Coming from straight sizes, we don't have much history or baggage of what plus-size women can and cannot wear. This is fashion. We're running a fashion company; it just happens to be sizes 14 to 24 or above.
Who do you envision as the Eloquii customer? With something like J. Crew or Tory Burch, they've got this very specific stereotypical customer in mind. But the plus-size market is so large and there's so much diversity, the market is defined by body size as opposed to other, more-specific markers. Is there some way you've narrowed it down? Are you envisioning a specific type of woman as you're designing?
Mariah: This is a conversation we have a lot internally. It's 65 percent of women in America. We did a focus group last week, and I think the only real commonality we saw from this group, aside from the fact they really liked us, is that we held it after work and they all came from jobs. They were all working women, in creative fields, lawyers, bankers, merchants.
But right now, we see pretty clearly two different customer segments within our overall buyer audience. One is more fashion and trend driven. She's buying crop tops; the dark florals were a really big deal for fall. Then we see a customer who maybe has a job where she has to dress a certain way, she has to maintain a certain look. She's maybe a little bit more conservative and classic. It's been pretty interesting to watch those two groups develop. And obviously there's cross-over. But that is one of the challenge when designing or talking to this audience—there's many people. We just try to find a lane and swim in it. We are not going to be everything to everyone.
Are there items that've sold particularly well for you guys, and are they matching your expectations?
Jodi: Our bestselling item so far has been the midi skirt, which we've done in multiple colors and we're now doing it with a laser cut finish and in satin and sequins. That's been a combination of just being really lucky that the overall trend in fashion is more toward the midi skirt and that's a great silhouette for a lot of women in this category.
Mariah: One thing that did jump out to us is we have a kicking pants business.

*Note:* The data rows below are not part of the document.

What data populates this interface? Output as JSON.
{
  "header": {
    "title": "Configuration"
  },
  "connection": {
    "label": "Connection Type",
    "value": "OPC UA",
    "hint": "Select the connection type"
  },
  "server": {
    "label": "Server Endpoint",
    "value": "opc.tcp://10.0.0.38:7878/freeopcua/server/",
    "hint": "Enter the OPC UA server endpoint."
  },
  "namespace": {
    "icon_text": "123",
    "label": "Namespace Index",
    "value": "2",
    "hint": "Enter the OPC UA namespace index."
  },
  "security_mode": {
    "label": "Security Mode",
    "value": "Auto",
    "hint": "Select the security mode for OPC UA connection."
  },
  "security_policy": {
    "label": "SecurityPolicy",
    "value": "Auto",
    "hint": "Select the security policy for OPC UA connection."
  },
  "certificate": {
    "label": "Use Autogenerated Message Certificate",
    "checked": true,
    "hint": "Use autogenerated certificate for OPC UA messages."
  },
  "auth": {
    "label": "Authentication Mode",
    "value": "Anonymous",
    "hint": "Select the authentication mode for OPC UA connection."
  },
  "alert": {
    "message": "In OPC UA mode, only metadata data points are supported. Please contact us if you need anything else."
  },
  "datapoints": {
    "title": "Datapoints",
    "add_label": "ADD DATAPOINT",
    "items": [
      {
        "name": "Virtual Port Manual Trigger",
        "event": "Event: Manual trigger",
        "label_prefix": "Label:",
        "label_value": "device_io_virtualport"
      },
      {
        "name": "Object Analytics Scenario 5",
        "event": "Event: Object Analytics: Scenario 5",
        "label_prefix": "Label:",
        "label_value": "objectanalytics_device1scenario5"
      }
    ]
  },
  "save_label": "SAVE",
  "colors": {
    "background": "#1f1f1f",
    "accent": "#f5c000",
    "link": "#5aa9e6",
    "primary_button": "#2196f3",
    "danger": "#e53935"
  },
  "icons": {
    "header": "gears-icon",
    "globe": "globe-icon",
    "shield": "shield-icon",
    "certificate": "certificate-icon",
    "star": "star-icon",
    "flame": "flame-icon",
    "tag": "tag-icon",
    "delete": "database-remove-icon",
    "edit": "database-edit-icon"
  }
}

And I think some people might say, "Oh, well, plus customers aren't going to buy pants because the fit's tricky." We have a pant that has surpassed our wildest expectations, and we're now doubling down on it.
You mentioned the midi skirt—you guys almost broke my heart when one plaid skirt disappeared so fast, but you brought it back in several colors. How do you balance the fast fashion with not frustrating the customer?
Jodi: We hear from a lot of our customers that she's happy we're doing it this way, because normally she'll go to a function and there's three other women in the same Lane Bryant dress. We heard the other night at our focus group that they were so happy that everyone wasn't going to be wearing it, even to the point where they weren't telling people about us because they didn't want anyone to know and show up with the same dress on.
So it may be frustrating to some people, but we also guarantee that we're watching it. If goes away, we'll come back with another version of it—and probably a version that you'll like better. And there's so many choices—we don't even have the amount of choice we will eventually—so I think she'll be able to find something she's happy with.
Mariah: That was one of the wildest observations that came out of our focus group. We asked customers if they told other people about Eloquii and most of them were like, "No! We don't want other people knowing!" And we were like, "That's the wrong answer! Tell people about us!"
Photo courtesy Eloquii, illustration by Jim Cooke.